Michael Vick can shake any blitz thrown at him. But the Eagles quarterback won’t escape Donovan McNabb’s guiding influence.
In 2004, after handing the Falcons a 27-10 defeat in the NFC championship game, McNabb took Vick aside and told him, “Stay strong, your opportunity is going to come.”
Those words take on new meaning this week at Lincoln Financial Field. On Sunday, Vick will be taking the snaps for the Eagles while McNabb enters Philadelphia for the first time as the enemy, commanding the Washington Redskins’ huddle.
“We all never imagined that it would come to this,” Vick said yesterday. “The Lord works in mysterious ways, and we all know that this is a business and, at any given moment, you can be traded or you can be released.”
Or you can be promoted. When training camp opened, Vick was Kevin Kolb’s backup. After Kolb went down with a concussion, Vick’s accelerated play forced coach Andy Reid to make a switch.
“I was just happy that Andy and the organization gave him an opportunity to showcase his talents,” McNabb said.
Remember, it was McNabb who approached Reid about signing Vick in 2009, right after the convicted dog-killer was released from federal prison. Reid was skeptical at first, but eventually warmed to the idea.
“Donovan opened his arms to Michael coming here,” Reid said. “He wanted him here.”
“[Donovan] put in a good word for me and it happened,” Vick said.
McNabb took it a step further by mentoring Vick and helping him develop as both a player and a person.

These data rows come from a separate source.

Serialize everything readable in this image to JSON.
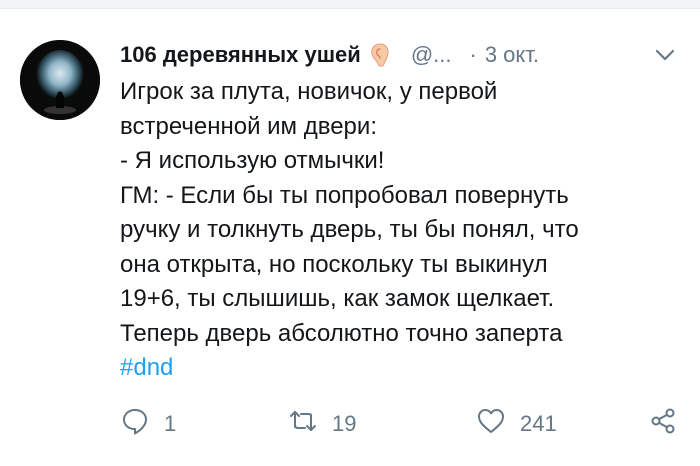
{
  "tweet": {
    "display_name": "106 деревянных ушей",
    "handle": "@...",
    "separator": "·",
    "time": "3 окт.",
    "lines": [
      "Игрок за плута, новичок, у первой",
      "встреченной им двери:",
      "- Я использую отмычки!",
      "ГМ: - Если бы ты попробовал повернуть",
      "ручку и толкнуть дверь, ты бы понял, что",
      "она открыта, но поскольку ты выкинул",
      "19+6, ты слышишь, как замок щелкает.",
      "Теперь дверь абсолютно точно заперта"
    ],
    "hashtag": "#dnd"
  },
  "actions": {
    "reply_count": "1",
    "retweet_count": "19",
    "like_count": "241"
  },
  "icons": {
    "name_badge": "ear-icon",
    "menu": "chevron-down-icon",
    "reply": "reply-icon",
    "retweet": "retweet-icon",
    "like": "heart-icon",
    "share": "share-icon"
  },
  "colors": {
    "text": "#14171a",
    "secondary": "#657786",
    "link": "#1da1f2"
  }
}
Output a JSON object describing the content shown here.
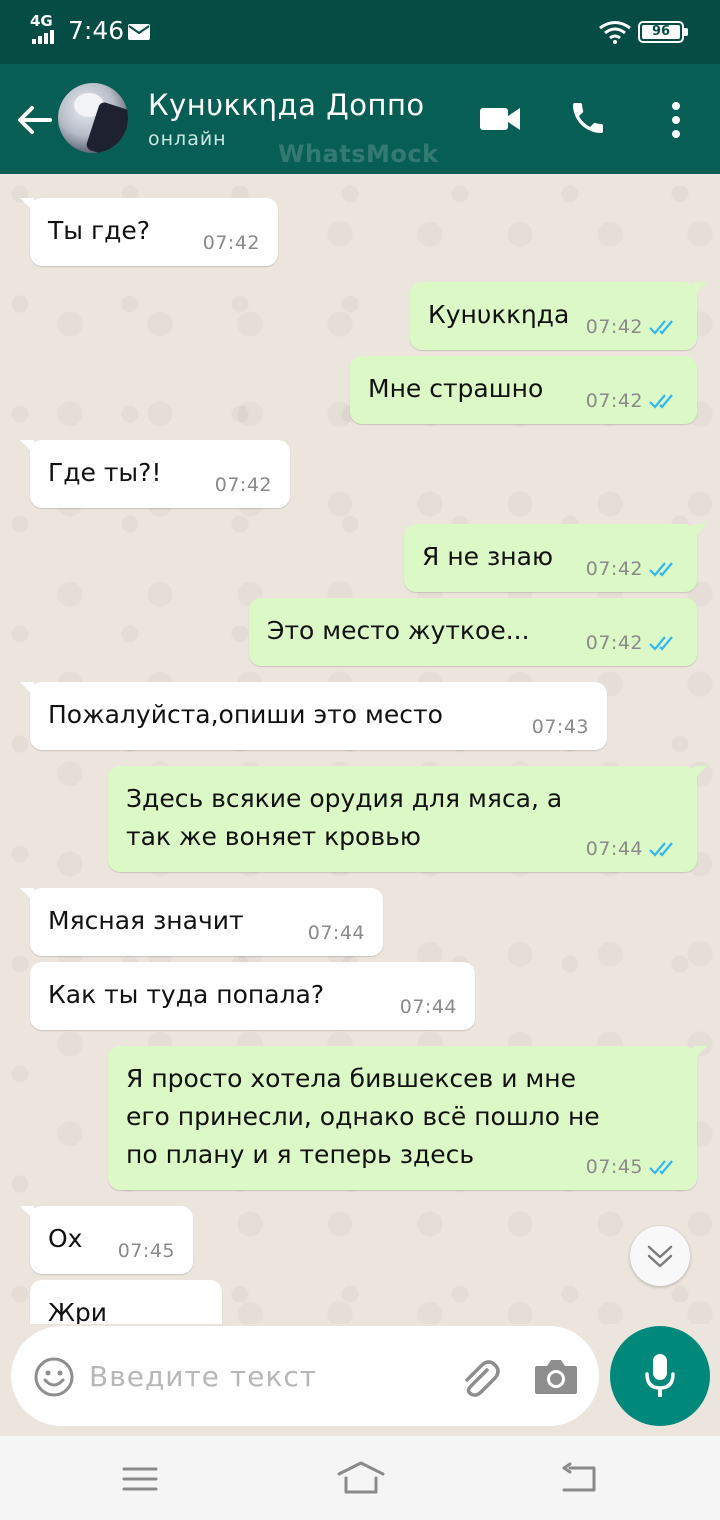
{
  "status_bar": {
    "network": "4G",
    "time": "7:46",
    "battery": "96"
  },
  "header": {
    "contact_name": "Кунυκκηда Доппо",
    "status": "онлайн",
    "watermark": "WhatsMock"
  },
  "messages": [
    {
      "dir": "in",
      "text": "Ты где?",
      "time": "07:42"
    },
    {
      "dir": "out",
      "text": "Кунυκκηда",
      "time": "07:42"
    },
    {
      "dir": "out",
      "text": "Мне страшно",
      "time": "07:42"
    },
    {
      "dir": "in",
      "text": "Где ты?!",
      "time": "07:42"
    },
    {
      "dir": "out",
      "text": "Я не знаю",
      "time": "07:42"
    },
    {
      "dir": "out",
      "text": "Это место жуткое...",
      "time": "07:42"
    },
    {
      "dir": "in",
      "text": "Пожалуйста,опиши это место",
      "time": "07:43"
    },
    {
      "dir": "out",
      "text": "Здесь всякие орудия для мяса, а\nтак же воняет кровью",
      "time": "07:44"
    },
    {
      "dir": "in",
      "text": "Мясная значит",
      "time": "07:44"
    },
    {
      "dir": "in",
      "text": "Как ты туда попала?",
      "time": "07:44"
    },
    {
      "dir": "out",
      "text": "Я просто хотела бившексев и мне\nего принесли, однако всё пошло не\nпо плану и я теперь здесь",
      "time": "07:45"
    },
    {
      "dir": "in",
      "text": "Ох",
      "time": "07:45"
    },
    {
      "dir": "in",
      "text": "Жри",
      "time": ""
    }
  ],
  "composer": {
    "placeholder": "Введите текст"
  },
  "colors": {
    "status_bar": "#054d44",
    "app_bar": "#075e54",
    "incoming": "#ffffff",
    "outgoing": "#dcf8c6",
    "tick": "#34b7f1",
    "mic": "#00897b"
  }
}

“[Donovan is] a type of guy, you know, you can be in a bad mood or things are not going so well at home, and he’ll give you good advice,” Vick said.
Don’t call me, broQuintin Mikell considers Donovan McNabb a friend. This week, however, the former teammates won’t talk.
In fact, the Eagles strong safety recently changed his phone number and still hasn’t given McNabb the new one.
“I’ll probably wait until after this week to give him my new number and give him a text,” Mikell said, adding that a friendly conversation can lead to bulletin board material.
“You try and stay away from doing too much of that because, at the end of the day, we’re all competitors and the last thing you want to do is give anything away.”